- **Provided information**
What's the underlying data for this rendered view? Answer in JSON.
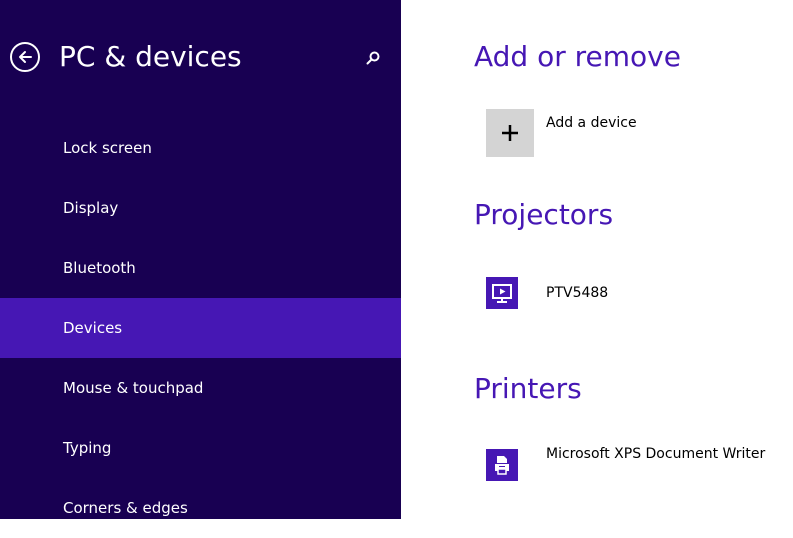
{
  "sidebar": {
    "title": "PC & devices",
    "items": [
      {
        "label": "Lock screen"
      },
      {
        "label": "Display"
      },
      {
        "label": "Bluetooth"
      },
      {
        "label": "Devices"
      },
      {
        "label": "Mouse & touchpad"
      },
      {
        "label": "Typing"
      },
      {
        "label": "Corners & edges"
      }
    ],
    "selected": "Devices"
  },
  "main": {
    "add_section": {
      "title": "Add or remove",
      "add_label": "Add a device"
    },
    "projectors": {
      "title": "Projectors",
      "devices": [
        {
          "name": "PTV5488",
          "icon": "monitor-play-icon"
        }
      ]
    },
    "printers": {
      "title": "Printers",
      "devices": [
        {
          "name": "Microsoft XPS Document Writer",
          "icon": "printer-icon"
        }
      ]
    }
  },
  "colors": {
    "sidebar_bg": "#180052",
    "accent": "#4617b4",
    "tile_gray": "#d4d4d4"
  }
}
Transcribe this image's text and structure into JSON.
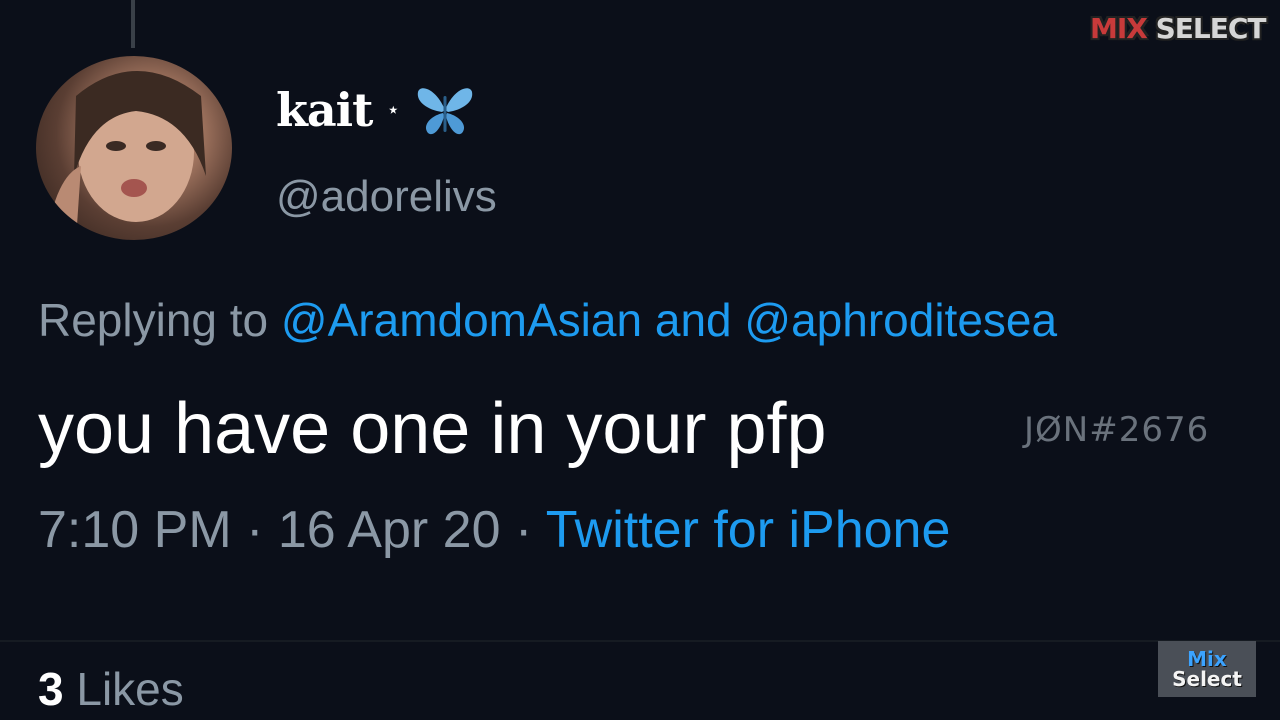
{
  "tweet": {
    "display_name": "kait",
    "name_decoration": "⋆",
    "handle": "@adorelivs",
    "reply_prefix": "Replying to ",
    "reply_mention_1": "@AramdomAsian",
    "reply_conjunction": " and ",
    "reply_mention_2": "@aphroditesea",
    "text": "you have one in your pfp",
    "time": "7:10 PM · 16 Apr 20 · ",
    "source": "Twitter for iPhone",
    "likes_count": "3",
    "likes_label": " Likes"
  },
  "overlay": {
    "id_watermark": "JØN#2676",
    "logo_top_mix": "MIX",
    "logo_top_select": " SELECT",
    "logo_bottom_line1": "Mix",
    "logo_bottom_line2": "Select"
  },
  "colors": {
    "background": "#0b0f19",
    "link_blue": "#1d9bf0",
    "secondary_text": "#8b98a5",
    "butterfly": "#6fb6e8"
  },
  "icons": {
    "avatar": "profile-photo",
    "star": "star-icon",
    "butterfly": "butterfly-icon"
  }
}
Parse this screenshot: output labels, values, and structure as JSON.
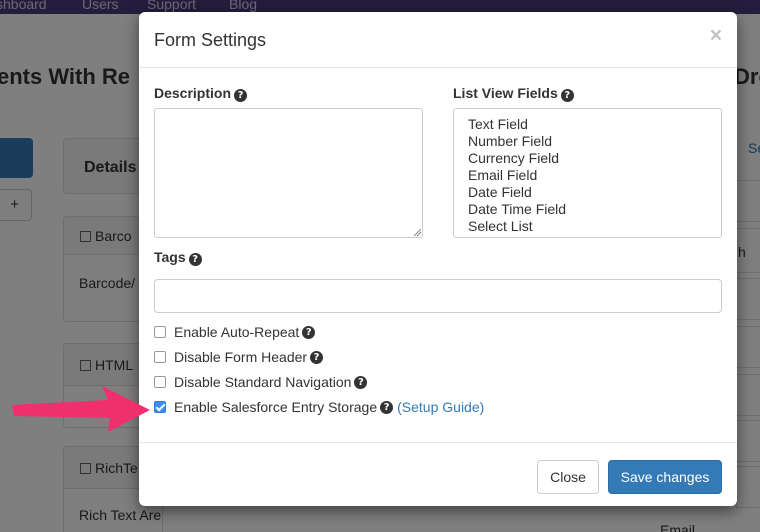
{
  "background": {
    "nav": [
      "shboard",
      "Users",
      "Support",
      "Blog"
    ],
    "title_left": "ents With Re",
    "title_right": "Dro",
    "plus_label": "+",
    "details_label": "Details",
    "panels": [
      {
        "head": "Barco",
        "body": "Barcode/"
      },
      {
        "head": "HTML",
        "body": ""
      },
      {
        "head": "RichTe",
        "body": "Rich Text Area"
      }
    ],
    "right_link": "Se",
    "right_text_1": "h",
    "right_text_2": "Email"
  },
  "modal": {
    "title": "Form Settings",
    "close_glyph": "×",
    "description_label": "Description",
    "list_view_label": "List View Fields",
    "list_view_options": [
      "Text Field",
      "Number Field",
      "Currency Field",
      "Email Field",
      "Date Field",
      "Date Time Field",
      "Select List"
    ],
    "tags_label": "Tags",
    "help_glyph": "?",
    "checkboxes": [
      {
        "label": "Enable Auto-Repeat",
        "checked": false
      },
      {
        "label": "Disable Form Header",
        "checked": false
      },
      {
        "label": "Disable Standard Navigation",
        "checked": false
      },
      {
        "label": "Enable Salesforce Entry Storage",
        "checked": true
      }
    ],
    "setup_guide_link": "(Setup Guide)",
    "close_button": "Close",
    "save_button": "Save changes"
  },
  "colors": {
    "primary": "#337ab7",
    "arrow": "#f0306e",
    "navbar": "#4a3a7a"
  }
}
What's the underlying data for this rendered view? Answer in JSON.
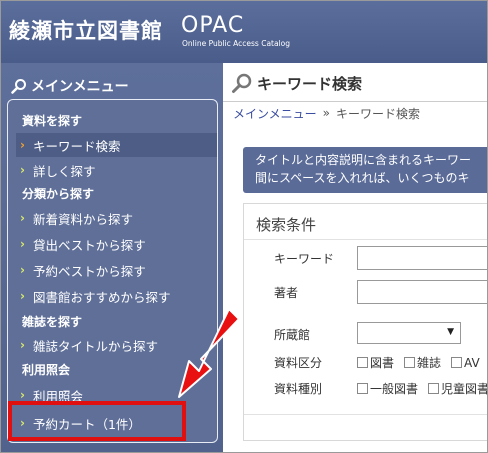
{
  "header": {
    "library_name": "綾瀬市立図書館",
    "opac_title": "OPAC",
    "opac_subtitle": "Online Public Access Catalog"
  },
  "sidebar": {
    "title": "メインメニュー",
    "categories": [
      {
        "label": "資料を探す"
      },
      {
        "label": "分類から探す"
      },
      {
        "label": "雑誌を探す"
      },
      {
        "label": "利用照会"
      }
    ],
    "items": [
      {
        "label": "キーワード検索",
        "active": true
      },
      {
        "label": "詳しく探す"
      },
      {
        "label": "新着資料から探す"
      },
      {
        "label": "貸出ベストから探す"
      },
      {
        "label": "予約ベストから探す"
      },
      {
        "label": "図書館おすすめから探す"
      },
      {
        "label": "雑誌タイトルから探す"
      },
      {
        "label": "利用照会"
      },
      {
        "label": "予約カート（1件）"
      }
    ]
  },
  "main": {
    "page_title": "キーワード検索",
    "breadcrumb": {
      "home": "メインメニュー",
      "separator": "»",
      "current": "キーワード検索"
    },
    "info_text_line1": "タイトルと内容説明に含まれるキーワー",
    "info_text_line2": "間にスペースを入れれば、いくつものキ",
    "conditions": {
      "heading": "検索条件",
      "keyword_label": "キーワード",
      "author_label": "著者",
      "library_label": "所蔵館",
      "library_value": "",
      "material_type_label": "資料区分",
      "material_type_options": [
        "図書",
        "雑誌",
        "AV"
      ],
      "material_kind_label": "資料種別",
      "material_kind_options": [
        "一般図書",
        "児童図書"
      ]
    }
  },
  "colors": {
    "header_bg": "#4a5c8a",
    "sidebar_bg": "#5d6f9a",
    "highlight": "#e01010",
    "chevron": "#d6e86a"
  }
}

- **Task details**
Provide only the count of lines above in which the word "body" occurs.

- **Result of this exercise**
3